▶ PROBLEM TO SOLVE
Search the data for the string "replies" and copy each line in which it appears.

▶ PROVIDED DATA
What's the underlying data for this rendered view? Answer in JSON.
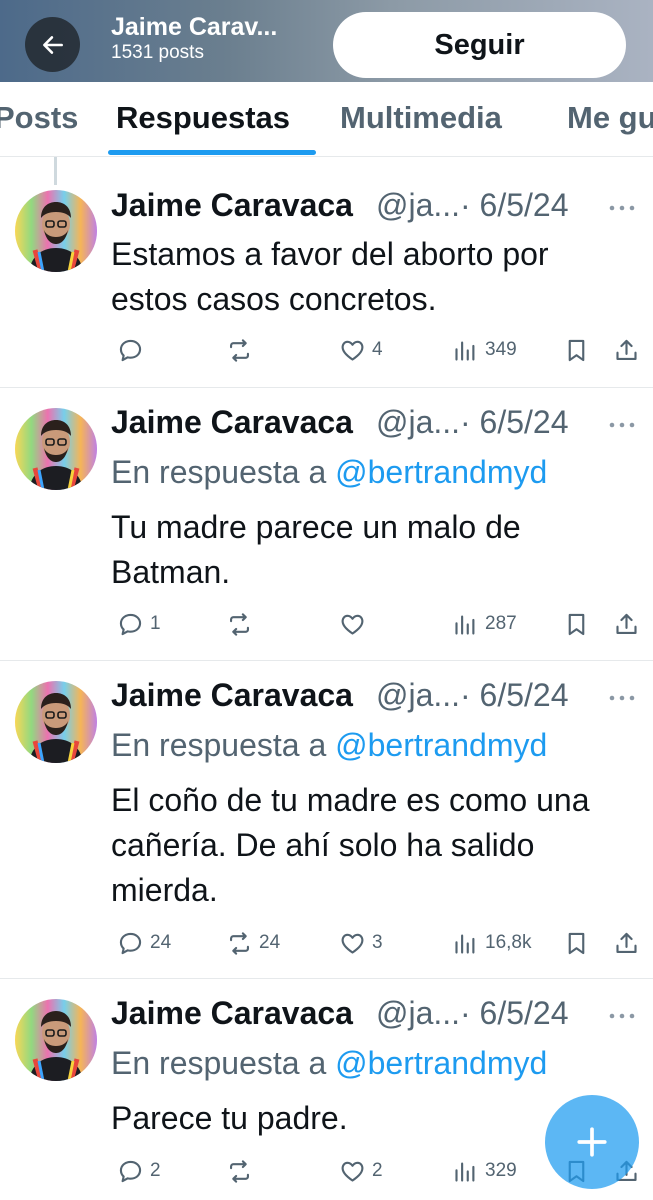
{
  "header": {
    "name": "Jaime Carav...",
    "post_count": "1531 posts",
    "follow_label": "Seguir"
  },
  "tabs": [
    {
      "label": "Posts"
    },
    {
      "label": "Respuestas"
    },
    {
      "label": "Multimedia"
    },
    {
      "label": "Me gu"
    }
  ],
  "active_tab": "Respuestas",
  "posts": [
    {
      "name": "Jaime Caravaca",
      "handle": "@ja...",
      "date": "· 6/5/24",
      "reply_prefix": "",
      "reply_handle": "",
      "text": "Estamos a favor del aborto por estos casos concretos.",
      "replies": "",
      "reposts": "",
      "likes": "4",
      "views": "349"
    },
    {
      "name": "Jaime Caravaca",
      "handle": "@ja...",
      "date": "· 6/5/24",
      "reply_prefix": "En respuesta a ",
      "reply_handle": "@bertrandmyd",
      "text": "Tu madre parece un malo de Batman.",
      "replies": "1",
      "reposts": "",
      "likes": "",
      "views": "287"
    },
    {
      "name": "Jaime Caravaca",
      "handle": "@ja...",
      "date": "· 6/5/24",
      "reply_prefix": "En respuesta a ",
      "reply_handle": "@bertrandmyd",
      "text": "El coño de tu madre es como una cañería. De ahí solo ha salido mierda.",
      "replies": "24",
      "reposts": "24",
      "likes": "3",
      "views": "16,8k"
    },
    {
      "name": "Jaime Caravaca",
      "handle": "@ja...",
      "date": "· 6/5/24",
      "reply_prefix": "En respuesta a ",
      "reply_handle": "@bertrandmyd",
      "text": "Parece tu padre.",
      "replies": "2",
      "reposts": "",
      "likes": "2",
      "views": "329"
    }
  ],
  "colors": {
    "accent": "#1d9bf0",
    "secondary_text": "#536471",
    "primary_text": "#0f1419"
  },
  "icons": [
    "back-arrow-icon",
    "more-icon",
    "reply-icon",
    "repost-icon",
    "like-icon",
    "views-icon",
    "bookmark-icon",
    "share-icon",
    "compose-plus-icon"
  ]
}
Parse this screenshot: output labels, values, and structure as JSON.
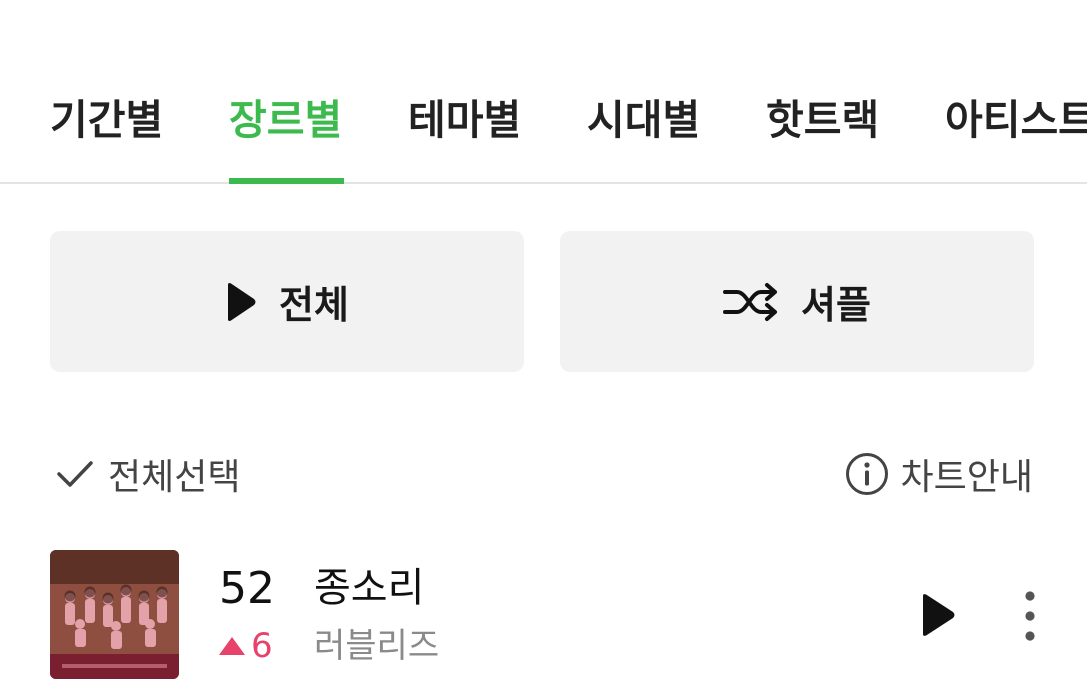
{
  "tabs": [
    {
      "label": "기간별",
      "active": false
    },
    {
      "label": "장르별",
      "active": true
    },
    {
      "label": "테마별",
      "active": false
    },
    {
      "label": "시대별",
      "active": false
    },
    {
      "label": "핫트랙",
      "active": false
    },
    {
      "label": "아티스트",
      "active": false
    }
  ],
  "actions": {
    "play_all_label": "전체",
    "shuffle_label": "셔플"
  },
  "controls": {
    "select_all_label": "전체선택",
    "chart_info_label": "차트안내"
  },
  "track": {
    "rank": "52",
    "change_direction": "up",
    "change": "6",
    "title": "종소리",
    "artist": "러블리즈"
  },
  "colors": {
    "accent": "#3dba4d",
    "rank_up": "#e8416a",
    "button_bg": "#f2f2f2"
  },
  "icons": {
    "play_all": "play-icon",
    "shuffle": "shuffle-icon",
    "select_all": "check-icon",
    "chart_info": "info-icon",
    "track_play": "play-icon",
    "more": "more-vertical-icon"
  }
}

▶ OUTPUT BELOW
      "replies": "",
      "replies": "1",
      "replies": "24",
      "replies": "2",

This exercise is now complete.